> _PROBLEM REQUIREMENTS_
Each entry must be output once more without any change.
============
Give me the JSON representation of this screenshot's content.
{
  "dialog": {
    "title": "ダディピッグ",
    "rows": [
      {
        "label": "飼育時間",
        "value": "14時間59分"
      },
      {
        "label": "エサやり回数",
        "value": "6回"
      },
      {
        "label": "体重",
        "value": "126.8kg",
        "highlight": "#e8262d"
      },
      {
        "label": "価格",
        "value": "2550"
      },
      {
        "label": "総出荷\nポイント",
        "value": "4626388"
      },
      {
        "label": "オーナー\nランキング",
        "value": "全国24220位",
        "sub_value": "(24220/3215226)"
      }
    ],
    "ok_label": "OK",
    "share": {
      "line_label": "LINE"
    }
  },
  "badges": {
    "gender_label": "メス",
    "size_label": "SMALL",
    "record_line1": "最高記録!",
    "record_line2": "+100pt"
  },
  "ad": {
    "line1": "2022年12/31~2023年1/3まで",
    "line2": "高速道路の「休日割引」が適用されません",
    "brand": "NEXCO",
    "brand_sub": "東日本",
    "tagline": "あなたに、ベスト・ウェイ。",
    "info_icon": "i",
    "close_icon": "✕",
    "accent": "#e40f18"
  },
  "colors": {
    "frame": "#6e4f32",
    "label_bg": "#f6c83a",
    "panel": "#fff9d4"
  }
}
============
> _SOLUTION_
Give me the JSON representation of this screenshot's content.
{
  "dialog": {
    "title": "ダディピッグ",
    "rows": [
      {
        "label": "飼育時間",
        "value": "14時間59分"
      },
      {
        "label": "エサやり回数",
        "value": "6回"
      },
      {
        "label": "体重",
        "value": "126.8kg",
        "highlight": "#e8262d"
      },
      {
        "label": "価格",
        "value": "2550"
      },
      {
        "label": "総出荷\nポイント",
        "value": "4626388"
      },
      {
        "label": "オーナー\nランキング",
        "value": "全国24220位",
        "sub_value": "(24220/3215226)"
      }
    ],
    "ok_label": "OK",
    "share": {
      "line_label": "LINE"
    }
  },
  "badges": {
    "gender_label": "メス",
    "size_label": "SMALL",
    "record_line1": "最高記録!",
    "record_line2": "+100pt"
  },
  "ad": {
    "line1": "2022年12/31~2023年1/3まで",
    "line2": "高速道路の「休日割引」が適用されません",
    "brand": "NEXCO",
    "brand_sub": "東日本",
    "tagline": "あなたに、ベスト・ウェイ。",
    "info_icon": "i",
    "close_icon": "✕",
    "accent": "#e40f18"
  },
  "colors": {
    "frame": "#6e4f32",
    "label_bg": "#f6c83a",
    "panel": "#fff9d4"
  }
}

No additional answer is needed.